> [ACTIVITY]:
Find every line below that contains the word "JSON" and copy it out.

Entries from a dataset of interfaces:

--------

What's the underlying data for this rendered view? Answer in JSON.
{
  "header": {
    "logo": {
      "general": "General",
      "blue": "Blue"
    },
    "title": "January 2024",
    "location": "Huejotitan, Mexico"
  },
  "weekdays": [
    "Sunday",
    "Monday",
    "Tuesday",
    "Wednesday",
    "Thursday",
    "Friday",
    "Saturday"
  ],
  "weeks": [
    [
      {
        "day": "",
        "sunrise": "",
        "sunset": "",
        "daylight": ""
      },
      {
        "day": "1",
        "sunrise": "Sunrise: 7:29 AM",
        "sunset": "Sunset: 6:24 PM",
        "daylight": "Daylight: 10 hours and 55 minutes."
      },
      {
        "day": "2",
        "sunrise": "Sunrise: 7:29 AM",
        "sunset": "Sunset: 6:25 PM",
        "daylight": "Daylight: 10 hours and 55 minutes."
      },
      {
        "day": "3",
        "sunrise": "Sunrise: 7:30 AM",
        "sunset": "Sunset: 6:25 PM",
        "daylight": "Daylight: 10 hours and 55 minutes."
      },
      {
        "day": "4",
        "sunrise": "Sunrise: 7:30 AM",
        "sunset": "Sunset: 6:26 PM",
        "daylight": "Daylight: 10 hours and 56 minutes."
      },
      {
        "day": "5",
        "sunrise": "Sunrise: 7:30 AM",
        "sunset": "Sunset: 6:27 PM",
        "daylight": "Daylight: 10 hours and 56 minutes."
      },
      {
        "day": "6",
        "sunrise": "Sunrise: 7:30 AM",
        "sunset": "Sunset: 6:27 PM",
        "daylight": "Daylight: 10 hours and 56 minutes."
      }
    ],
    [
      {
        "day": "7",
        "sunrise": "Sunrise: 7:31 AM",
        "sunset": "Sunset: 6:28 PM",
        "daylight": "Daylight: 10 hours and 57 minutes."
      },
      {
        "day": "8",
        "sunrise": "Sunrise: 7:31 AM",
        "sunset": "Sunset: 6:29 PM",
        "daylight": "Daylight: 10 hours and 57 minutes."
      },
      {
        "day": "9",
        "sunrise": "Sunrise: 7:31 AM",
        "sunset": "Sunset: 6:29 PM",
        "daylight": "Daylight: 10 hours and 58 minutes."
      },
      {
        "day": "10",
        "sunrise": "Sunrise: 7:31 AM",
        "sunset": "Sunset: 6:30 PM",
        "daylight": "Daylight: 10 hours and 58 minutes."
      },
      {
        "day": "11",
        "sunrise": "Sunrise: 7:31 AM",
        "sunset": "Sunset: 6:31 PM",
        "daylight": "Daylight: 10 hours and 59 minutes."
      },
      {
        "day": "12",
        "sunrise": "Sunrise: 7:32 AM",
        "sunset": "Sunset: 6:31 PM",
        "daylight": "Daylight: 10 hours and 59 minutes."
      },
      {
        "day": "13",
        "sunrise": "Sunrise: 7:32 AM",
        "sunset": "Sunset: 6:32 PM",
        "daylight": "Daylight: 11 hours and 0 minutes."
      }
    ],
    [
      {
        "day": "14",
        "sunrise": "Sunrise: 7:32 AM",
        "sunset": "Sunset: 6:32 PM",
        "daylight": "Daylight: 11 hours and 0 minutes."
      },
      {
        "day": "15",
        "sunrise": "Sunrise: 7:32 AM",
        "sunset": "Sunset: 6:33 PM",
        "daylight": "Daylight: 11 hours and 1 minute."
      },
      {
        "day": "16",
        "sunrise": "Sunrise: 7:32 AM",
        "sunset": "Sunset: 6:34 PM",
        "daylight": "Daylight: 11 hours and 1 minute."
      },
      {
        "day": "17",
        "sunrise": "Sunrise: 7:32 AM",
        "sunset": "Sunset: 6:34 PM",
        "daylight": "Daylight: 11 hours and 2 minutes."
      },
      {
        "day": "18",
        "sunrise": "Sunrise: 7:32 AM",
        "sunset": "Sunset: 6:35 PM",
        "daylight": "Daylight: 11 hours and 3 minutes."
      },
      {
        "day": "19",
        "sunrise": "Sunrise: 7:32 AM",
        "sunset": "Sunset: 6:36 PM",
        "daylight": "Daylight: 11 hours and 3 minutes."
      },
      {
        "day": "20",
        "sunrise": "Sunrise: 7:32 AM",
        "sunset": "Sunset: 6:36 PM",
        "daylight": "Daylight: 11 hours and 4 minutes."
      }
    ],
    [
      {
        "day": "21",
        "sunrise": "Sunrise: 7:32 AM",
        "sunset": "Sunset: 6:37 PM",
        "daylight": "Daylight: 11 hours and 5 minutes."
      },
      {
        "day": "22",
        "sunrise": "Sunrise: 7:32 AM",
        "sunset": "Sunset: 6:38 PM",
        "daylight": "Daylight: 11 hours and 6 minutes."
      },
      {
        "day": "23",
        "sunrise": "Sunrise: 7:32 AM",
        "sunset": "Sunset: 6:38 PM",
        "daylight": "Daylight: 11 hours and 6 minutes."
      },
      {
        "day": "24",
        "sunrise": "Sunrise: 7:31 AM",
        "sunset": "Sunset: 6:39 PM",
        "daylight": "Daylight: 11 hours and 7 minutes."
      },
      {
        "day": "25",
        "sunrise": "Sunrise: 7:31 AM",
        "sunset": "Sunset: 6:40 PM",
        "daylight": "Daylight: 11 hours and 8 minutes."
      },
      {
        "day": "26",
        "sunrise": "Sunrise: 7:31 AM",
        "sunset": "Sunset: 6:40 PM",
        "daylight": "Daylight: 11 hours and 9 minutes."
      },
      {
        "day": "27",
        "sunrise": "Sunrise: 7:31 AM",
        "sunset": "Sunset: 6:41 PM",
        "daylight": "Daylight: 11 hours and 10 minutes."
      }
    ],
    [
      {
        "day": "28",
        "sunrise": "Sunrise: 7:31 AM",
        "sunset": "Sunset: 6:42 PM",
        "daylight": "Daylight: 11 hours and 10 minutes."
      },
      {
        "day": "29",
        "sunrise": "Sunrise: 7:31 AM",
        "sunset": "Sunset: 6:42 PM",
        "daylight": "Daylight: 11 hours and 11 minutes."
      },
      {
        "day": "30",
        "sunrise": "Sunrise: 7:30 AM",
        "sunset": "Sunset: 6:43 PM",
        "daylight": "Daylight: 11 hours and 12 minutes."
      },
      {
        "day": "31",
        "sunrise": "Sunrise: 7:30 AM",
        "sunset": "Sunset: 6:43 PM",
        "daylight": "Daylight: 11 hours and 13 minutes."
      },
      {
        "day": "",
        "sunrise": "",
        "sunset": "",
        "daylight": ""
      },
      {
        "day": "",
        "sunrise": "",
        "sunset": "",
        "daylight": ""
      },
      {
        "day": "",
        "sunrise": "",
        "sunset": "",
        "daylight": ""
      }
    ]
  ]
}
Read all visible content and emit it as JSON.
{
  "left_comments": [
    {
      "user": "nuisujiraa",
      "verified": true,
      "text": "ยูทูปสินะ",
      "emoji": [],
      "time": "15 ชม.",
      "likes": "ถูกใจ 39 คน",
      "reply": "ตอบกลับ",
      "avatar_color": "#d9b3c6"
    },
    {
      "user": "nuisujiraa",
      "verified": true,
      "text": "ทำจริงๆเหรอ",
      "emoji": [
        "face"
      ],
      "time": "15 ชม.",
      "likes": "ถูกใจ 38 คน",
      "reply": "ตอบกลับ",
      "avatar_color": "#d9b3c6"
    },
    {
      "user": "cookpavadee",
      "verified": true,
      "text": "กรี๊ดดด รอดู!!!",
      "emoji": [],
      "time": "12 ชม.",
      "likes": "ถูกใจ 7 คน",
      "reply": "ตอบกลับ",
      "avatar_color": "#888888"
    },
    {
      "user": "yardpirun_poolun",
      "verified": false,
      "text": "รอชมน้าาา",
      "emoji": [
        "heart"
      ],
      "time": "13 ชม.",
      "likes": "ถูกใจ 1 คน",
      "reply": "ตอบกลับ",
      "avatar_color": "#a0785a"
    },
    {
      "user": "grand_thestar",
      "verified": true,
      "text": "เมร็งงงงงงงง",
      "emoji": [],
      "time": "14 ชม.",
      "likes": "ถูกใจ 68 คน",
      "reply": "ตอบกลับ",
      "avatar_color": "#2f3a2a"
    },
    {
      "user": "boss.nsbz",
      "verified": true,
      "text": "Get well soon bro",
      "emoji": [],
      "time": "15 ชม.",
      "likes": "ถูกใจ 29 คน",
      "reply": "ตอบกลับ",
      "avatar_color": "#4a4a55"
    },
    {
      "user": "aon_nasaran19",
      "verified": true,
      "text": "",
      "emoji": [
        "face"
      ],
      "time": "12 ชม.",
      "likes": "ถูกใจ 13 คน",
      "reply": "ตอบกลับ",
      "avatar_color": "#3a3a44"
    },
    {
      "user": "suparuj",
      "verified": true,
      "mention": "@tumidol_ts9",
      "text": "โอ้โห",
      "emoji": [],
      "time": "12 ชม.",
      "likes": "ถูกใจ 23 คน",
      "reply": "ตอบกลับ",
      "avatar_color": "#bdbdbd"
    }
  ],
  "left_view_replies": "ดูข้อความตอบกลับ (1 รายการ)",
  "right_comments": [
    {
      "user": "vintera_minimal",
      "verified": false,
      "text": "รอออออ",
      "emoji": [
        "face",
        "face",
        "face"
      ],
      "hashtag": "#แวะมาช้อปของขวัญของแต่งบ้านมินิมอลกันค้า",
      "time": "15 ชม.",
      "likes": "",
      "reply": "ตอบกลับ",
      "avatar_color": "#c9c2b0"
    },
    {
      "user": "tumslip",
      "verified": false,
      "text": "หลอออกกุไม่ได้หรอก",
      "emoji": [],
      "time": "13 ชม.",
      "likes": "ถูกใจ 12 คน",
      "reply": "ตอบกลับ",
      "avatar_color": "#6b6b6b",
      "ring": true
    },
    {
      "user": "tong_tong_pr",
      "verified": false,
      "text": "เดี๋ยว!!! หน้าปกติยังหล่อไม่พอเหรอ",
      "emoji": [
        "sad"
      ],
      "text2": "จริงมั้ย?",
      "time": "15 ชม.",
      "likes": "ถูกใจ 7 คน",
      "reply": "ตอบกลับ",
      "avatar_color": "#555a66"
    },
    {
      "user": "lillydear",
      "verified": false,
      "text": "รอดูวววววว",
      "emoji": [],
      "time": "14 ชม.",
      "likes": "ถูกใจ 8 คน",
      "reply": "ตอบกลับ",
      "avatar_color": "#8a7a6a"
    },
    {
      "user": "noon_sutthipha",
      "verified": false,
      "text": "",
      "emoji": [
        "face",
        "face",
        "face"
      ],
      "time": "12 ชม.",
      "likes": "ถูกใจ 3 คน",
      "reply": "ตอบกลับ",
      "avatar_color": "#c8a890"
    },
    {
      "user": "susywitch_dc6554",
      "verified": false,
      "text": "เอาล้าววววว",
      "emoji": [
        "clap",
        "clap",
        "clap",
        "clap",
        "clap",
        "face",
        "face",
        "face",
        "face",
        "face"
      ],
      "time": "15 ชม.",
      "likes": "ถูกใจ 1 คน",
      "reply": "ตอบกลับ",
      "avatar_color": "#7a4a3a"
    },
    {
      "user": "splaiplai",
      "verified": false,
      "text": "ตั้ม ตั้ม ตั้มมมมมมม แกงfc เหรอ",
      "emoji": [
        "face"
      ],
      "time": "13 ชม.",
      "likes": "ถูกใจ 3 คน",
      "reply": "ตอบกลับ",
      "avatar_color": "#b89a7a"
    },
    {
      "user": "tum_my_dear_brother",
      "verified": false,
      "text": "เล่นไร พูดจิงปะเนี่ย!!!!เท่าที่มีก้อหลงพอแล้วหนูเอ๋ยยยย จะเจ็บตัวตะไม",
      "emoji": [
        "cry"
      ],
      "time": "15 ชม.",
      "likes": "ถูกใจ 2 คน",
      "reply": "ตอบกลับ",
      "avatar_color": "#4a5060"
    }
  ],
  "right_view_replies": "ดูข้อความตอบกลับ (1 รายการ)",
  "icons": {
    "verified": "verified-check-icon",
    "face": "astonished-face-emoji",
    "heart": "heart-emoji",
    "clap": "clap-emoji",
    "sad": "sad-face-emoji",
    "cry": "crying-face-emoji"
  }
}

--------

> [WRITTEN SOLUTION]:
What's the underlying data for this rendered view? Answer in JSON.
Read all visible content and emit it as JSON.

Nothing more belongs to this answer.